In the previously-mentioned article, José María Sanz-Magallón defines the knowledge-based society as “that in which citizens have practically unlimited and immediate access to information, and in which information, its processing and transfer, serve as key factors in all the activities of individuals, from their economic relationships to leisure and public life.”

 

University of Barcelona professor Kasten Krüger, in his paper THE CONCEPT OF “KNOWLEDGE-BASED SOCIETY”, notes that “the current concept of “knowledge-based society” does not focus on technological progress, but rather regards it as a factor of social change among others, such as, for example, the expansion of education.  According to this focus, knowledge will increasingly serve as the basis for social processes in various functional areas of societies.  The importance of knowledge as an economic resource will grow, thus entailing the need to learn throughout one’s lifetime.  But awareness of “not knowing” and awareness of the risks of modern society will also grow”.

 

Along these lines, José Luis Mateo, former Vice President of the CSIC, in his paper KNOWLEDGE-BASED SOCIETY, states that: “knowledge has therefore always played an important role, although it is the rate of its generation that undoubtedly creates major differences from one era to another.

 

Every so often, our current society is referred to as a “learning society” and, doubtless, this name reflects the reality, although it would be advisable to qualify or add that this is mainly a result of the rapid production and generation of knowledge, which requires ongoing learning to avoid one’s knowledge of the matter in question becoming obsolete.

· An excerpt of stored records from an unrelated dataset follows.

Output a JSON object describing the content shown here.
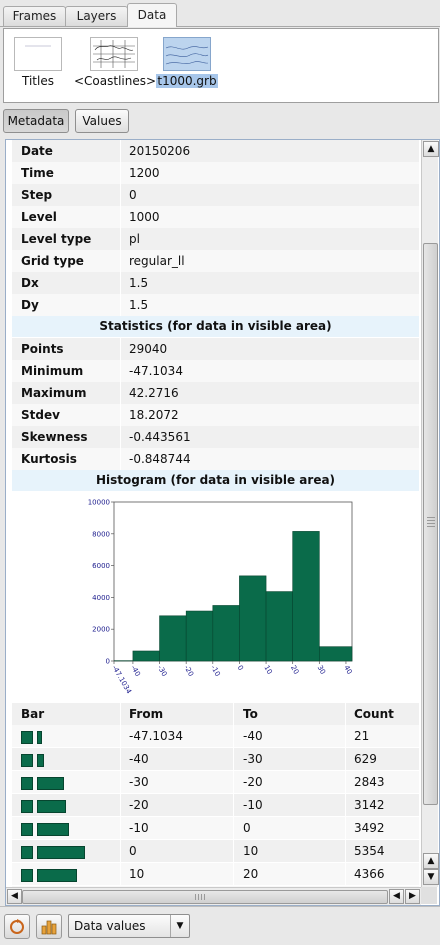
{
  "tabs": [
    {
      "label": "Frames",
      "active": false
    },
    {
      "label": "Layers",
      "active": false
    },
    {
      "label": "Data",
      "active": true
    }
  ],
  "layers": [
    {
      "label": "Titles",
      "icon": "titles-thumbnail-icon",
      "selected": false
    },
    {
      "label": "<Coastlines>",
      "icon": "coastlines-thumbnail-icon",
      "selected": false
    },
    {
      "label": "t1000.grb",
      "icon": "grib-field-thumbnail-icon",
      "selected": true
    }
  ],
  "view_buttons": {
    "metadata": "Metadata",
    "values": "Values"
  },
  "metadata": [
    {
      "key": "Date",
      "value": "20150206"
    },
    {
      "key": "Time",
      "value": "1200"
    },
    {
      "key": "Step",
      "value": "0"
    },
    {
      "key": "Level",
      "value": "1000"
    },
    {
      "key": "Level type",
      "value": "pl"
    },
    {
      "key": "Grid type",
      "value": "regular_ll"
    },
    {
      "key": "Dx",
      "value": "1.5"
    },
    {
      "key": "Dy",
      "value": "1.5"
    }
  ],
  "statistics": {
    "title": "Statistics (for data in visible area)",
    "rows": [
      {
        "key": "Points",
        "value": "29040"
      },
      {
        "key": "Minimum",
        "value": "-47.1034"
      },
      {
        "key": "Maximum",
        "value": "42.2716"
      },
      {
        "key": "Stdev",
        "value": "18.2072"
      },
      {
        "key": "Skewness",
        "value": "-0.443561"
      },
      {
        "key": "Kurtosis",
        "value": "-0.848744"
      }
    ]
  },
  "histogram_title": "Histogram (for data in visible area)",
  "chart_data": {
    "type": "bar",
    "title": "",
    "xlabel": "",
    "ylabel": "",
    "bins": [
      {
        "from": -47.1034,
        "to": -40,
        "count": 21
      },
      {
        "from": -40,
        "to": -30,
        "count": 629
      },
      {
        "from": -30,
        "to": -20,
        "count": 2843
      },
      {
        "from": -20,
        "to": -10,
        "count": 3142
      },
      {
        "from": -10,
        "to": 0,
        "count": 3492
      },
      {
        "from": 0,
        "to": 10,
        "count": 5354
      },
      {
        "from": 10,
        "to": 20,
        "count": 4366
      },
      {
        "from": 20,
        "to": 30,
        "count": 8150
      },
      {
        "from": 30,
        "to": 42.2716,
        "count": 900
      }
    ],
    "xlim": [
      -47.1034,
      42.2716
    ],
    "ylim": [
      0,
      10000
    ],
    "x_tick_labels": [
      "-47.1034",
      "-40",
      "-30",
      "-20",
      "-10",
      "0",
      "10",
      "20",
      "30",
      "40"
    ],
    "y_tick_labels": [
      "0",
      "2000",
      "4000",
      "6000",
      "8000",
      "10000"
    ],
    "bar_color": "#0a6b4a",
    "grid": false
  },
  "bin_table": {
    "headers": [
      "Bar",
      "From",
      "To",
      "Count"
    ],
    "rows": [
      {
        "from": "-47.1034",
        "to": "-40",
        "count": "21",
        "rel": 0.0026
      },
      {
        "from": "-40",
        "to": "-30",
        "count": "629",
        "rel": 0.077
      },
      {
        "from": "-30",
        "to": "-20",
        "count": "2843",
        "rel": 0.35
      },
      {
        "from": "-20",
        "to": "-10",
        "count": "3142",
        "rel": 0.39
      },
      {
        "from": "-10",
        "to": "0",
        "count": "3492",
        "rel": 0.43
      },
      {
        "from": "0",
        "to": "10",
        "count": "5354",
        "rel": 0.66
      },
      {
        "from": "10",
        "to": "20",
        "count": "4366",
        "rel": 0.54
      }
    ]
  },
  "bottom": {
    "combo_value": "Data values"
  }
}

The learning society is therefore a consequence of the knowledge-based society. In other words, the most recent generations of professionals and those to come will never cease to be students.

In the light of all of the foregoing, I believe it is necessary to understand that the information society should not be confused with the knowledge-based society, although it will lead us (it is leading us) inexorably towards it.

But in the same way, it becomes necessary, now more than ever, not to be superficial, frivolous, and not to be “informedly uninformed”.  Our future, the future of society, as has always been the case, depends on knowledge and on our capacity to turn information into knowledge.

The evolution of technology has given us the tools (unlimited access to information); it is now up to us to put these tools to use.  It is our job to transform information into knowledge.

In the words of Kofi Annan: “Knowledge is power. Information is liberating. Education is the premise of progress, in every society, in every family”.

At Centro de Estudios Garrigues, we want you to absolutely stand out, to understand that you are called to take the reins in the transformation of society and that, in this transformation, the most important tool, what will set you apart from the rest, is knowledge.

Let us to help you in this process, to help you build a better society, a better future, let us to give you the tool that will enable you to change the world: knowledge.

Today you have been duly informed of your responsibility.

Thank you.